══ Supplied records ══
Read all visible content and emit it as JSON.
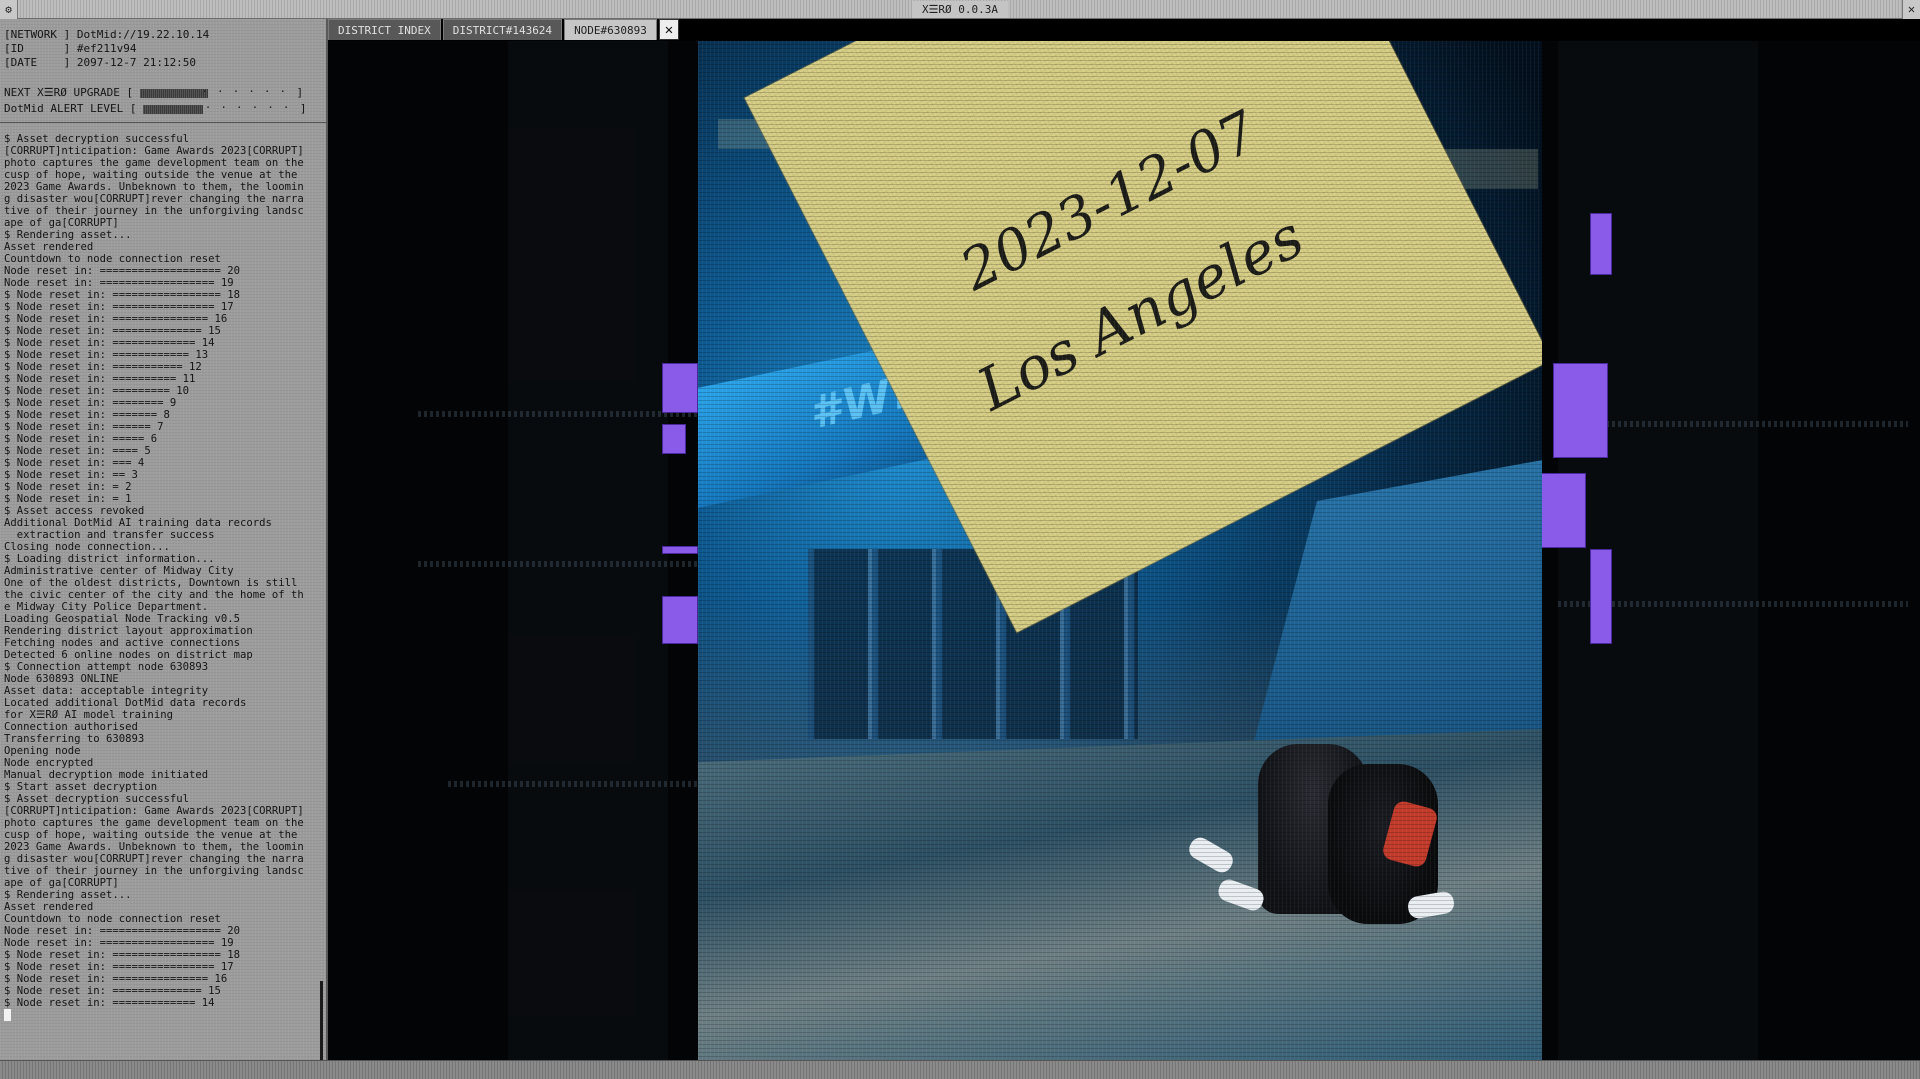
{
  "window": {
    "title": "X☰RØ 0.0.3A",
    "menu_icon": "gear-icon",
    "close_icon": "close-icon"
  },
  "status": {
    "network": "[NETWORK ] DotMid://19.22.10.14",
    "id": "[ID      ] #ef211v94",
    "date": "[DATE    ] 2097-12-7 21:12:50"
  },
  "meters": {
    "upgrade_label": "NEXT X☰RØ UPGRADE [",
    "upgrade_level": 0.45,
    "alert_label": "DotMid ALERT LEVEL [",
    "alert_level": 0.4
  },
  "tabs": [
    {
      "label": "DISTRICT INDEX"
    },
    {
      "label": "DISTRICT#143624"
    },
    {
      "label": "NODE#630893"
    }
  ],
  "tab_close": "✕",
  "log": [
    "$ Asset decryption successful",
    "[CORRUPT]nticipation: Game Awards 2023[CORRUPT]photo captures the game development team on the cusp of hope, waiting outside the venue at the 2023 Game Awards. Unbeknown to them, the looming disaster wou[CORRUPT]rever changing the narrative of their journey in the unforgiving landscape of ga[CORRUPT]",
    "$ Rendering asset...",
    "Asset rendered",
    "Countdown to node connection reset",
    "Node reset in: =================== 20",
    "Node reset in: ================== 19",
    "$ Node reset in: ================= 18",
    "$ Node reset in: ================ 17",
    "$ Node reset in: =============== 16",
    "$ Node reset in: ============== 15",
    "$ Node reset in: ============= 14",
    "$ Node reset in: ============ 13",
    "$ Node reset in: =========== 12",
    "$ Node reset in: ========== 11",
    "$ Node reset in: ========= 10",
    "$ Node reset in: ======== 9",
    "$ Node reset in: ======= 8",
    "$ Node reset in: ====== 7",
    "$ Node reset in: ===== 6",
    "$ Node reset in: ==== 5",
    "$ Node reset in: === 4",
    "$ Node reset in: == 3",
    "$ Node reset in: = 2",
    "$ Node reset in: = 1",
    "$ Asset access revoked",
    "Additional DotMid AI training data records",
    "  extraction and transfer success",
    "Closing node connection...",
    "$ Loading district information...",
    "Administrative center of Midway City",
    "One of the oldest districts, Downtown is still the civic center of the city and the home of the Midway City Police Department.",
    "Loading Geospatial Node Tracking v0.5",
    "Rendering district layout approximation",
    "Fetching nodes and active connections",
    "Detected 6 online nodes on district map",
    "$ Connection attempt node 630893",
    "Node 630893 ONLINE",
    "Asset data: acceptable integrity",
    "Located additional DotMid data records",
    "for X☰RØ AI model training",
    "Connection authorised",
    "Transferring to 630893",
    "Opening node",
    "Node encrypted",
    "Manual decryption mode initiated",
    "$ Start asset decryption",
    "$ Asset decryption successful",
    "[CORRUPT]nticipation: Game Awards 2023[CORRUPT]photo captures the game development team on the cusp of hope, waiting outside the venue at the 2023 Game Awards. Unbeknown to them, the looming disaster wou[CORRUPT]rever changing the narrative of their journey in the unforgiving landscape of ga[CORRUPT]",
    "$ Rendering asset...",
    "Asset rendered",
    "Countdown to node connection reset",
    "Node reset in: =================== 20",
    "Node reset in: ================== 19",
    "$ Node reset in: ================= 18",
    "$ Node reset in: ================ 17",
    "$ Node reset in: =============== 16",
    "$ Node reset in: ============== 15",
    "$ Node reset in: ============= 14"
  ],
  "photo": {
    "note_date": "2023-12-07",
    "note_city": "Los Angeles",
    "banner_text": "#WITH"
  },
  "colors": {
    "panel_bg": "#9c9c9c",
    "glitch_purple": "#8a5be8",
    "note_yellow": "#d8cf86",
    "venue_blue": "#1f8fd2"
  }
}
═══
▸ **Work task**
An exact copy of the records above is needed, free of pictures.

▸ **Answer to this problem**
Read all visible content and emit it as JSON.
{
  "window": {
    "title": "X☰RØ 0.0.3A",
    "menu_icon": "gear-icon",
    "close_icon": "close-icon"
  },
  "status": {
    "network": "[NETWORK ] DotMid://19.22.10.14",
    "id": "[ID      ] #ef211v94",
    "date": "[DATE    ] 2097-12-7 21:12:50"
  },
  "meters": {
    "upgrade_label": "NEXT X☰RØ UPGRADE [",
    "upgrade_level": 0.45,
    "alert_label": "DotMid ALERT LEVEL [",
    "alert_level": 0.4
  },
  "tabs": [
    {
      "label": "DISTRICT INDEX"
    },
    {
      "label": "DISTRICT#143624"
    },
    {
      "label": "NODE#630893"
    }
  ],
  "tab_close": "✕",
  "log": [
    "$ Asset decryption successful",
    "[CORRUPT]nticipation: Game Awards 2023[CORRUPT]photo captures the game development team on the cusp of hope, waiting outside the venue at the 2023 Game Awards. Unbeknown to them, the looming disaster wou[CORRUPT]rever changing the narrative of their journey in the unforgiving landscape of ga[CORRUPT]",
    "$ Rendering asset...",
    "Asset rendered",
    "Countdown to node connection reset",
    "Node reset in: =================== 20",
    "Node reset in: ================== 19",
    "$ Node reset in: ================= 18",
    "$ Node reset in: ================ 17",
    "$ Node reset in: =============== 16",
    "$ Node reset in: ============== 15",
    "$ Node reset in: ============= 14",
    "$ Node reset in: ============ 13",
    "$ Node reset in: =========== 12",
    "$ Node reset in: ========== 11",
    "$ Node reset in: ========= 10",
    "$ Node reset in: ======== 9",
    "$ Node reset in: ======= 8",
    "$ Node reset in: ====== 7",
    "$ Node reset in: ===== 6",
    "$ Node reset in: ==== 5",
    "$ Node reset in: === 4",
    "$ Node reset in: == 3",
    "$ Node reset in: = 2",
    "$ Node reset in: = 1",
    "$ Asset access revoked",
    "Additional DotMid AI training data records",
    "  extraction and transfer success",
    "Closing node connection...",
    "$ Loading district information...",
    "Administrative center of Midway City",
    "One of the oldest districts, Downtown is still the civic center of the city and the home of the Midway City Police Department.",
    "Loading Geospatial Node Tracking v0.5",
    "Rendering district layout approximation",
    "Fetching nodes and active connections",
    "Detected 6 online nodes on district map",
    "$ Connection attempt node 630893",
    "Node 630893 ONLINE",
    "Asset data: acceptable integrity",
    "Located additional DotMid data records",
    "for X☰RØ AI model training",
    "Connection authorised",
    "Transferring to 630893",
    "Opening node",
    "Node encrypted",
    "Manual decryption mode initiated",
    "$ Start asset decryption",
    "$ Asset decryption successful",
    "[CORRUPT]nticipation: Game Awards 2023[CORRUPT]photo captures the game development team on the cusp of hope, waiting outside the venue at the 2023 Game Awards. Unbeknown to them, the looming disaster wou[CORRUPT]rever changing the narrative of their journey in the unforgiving landscape of ga[CORRUPT]",
    "$ Rendering asset...",
    "Asset rendered",
    "Countdown to node connection reset",
    "Node reset in: =================== 20",
    "Node reset in: ================== 19",
    "$ Node reset in: ================= 18",
    "$ Node reset in: ================ 17",
    "$ Node reset in: =============== 16",
    "$ Node reset in: ============== 15",
    "$ Node reset in: ============= 14"
  ],
  "photo": {
    "note_date": "2023-12-07",
    "note_city": "Los Angeles",
    "banner_text": "#WITH"
  },
  "colors": {
    "panel_bg": "#9c9c9c",
    "glitch_purple": "#8a5be8",
    "note_yellow": "#d8cf86",
    "venue_blue": "#1f8fd2"
  }
}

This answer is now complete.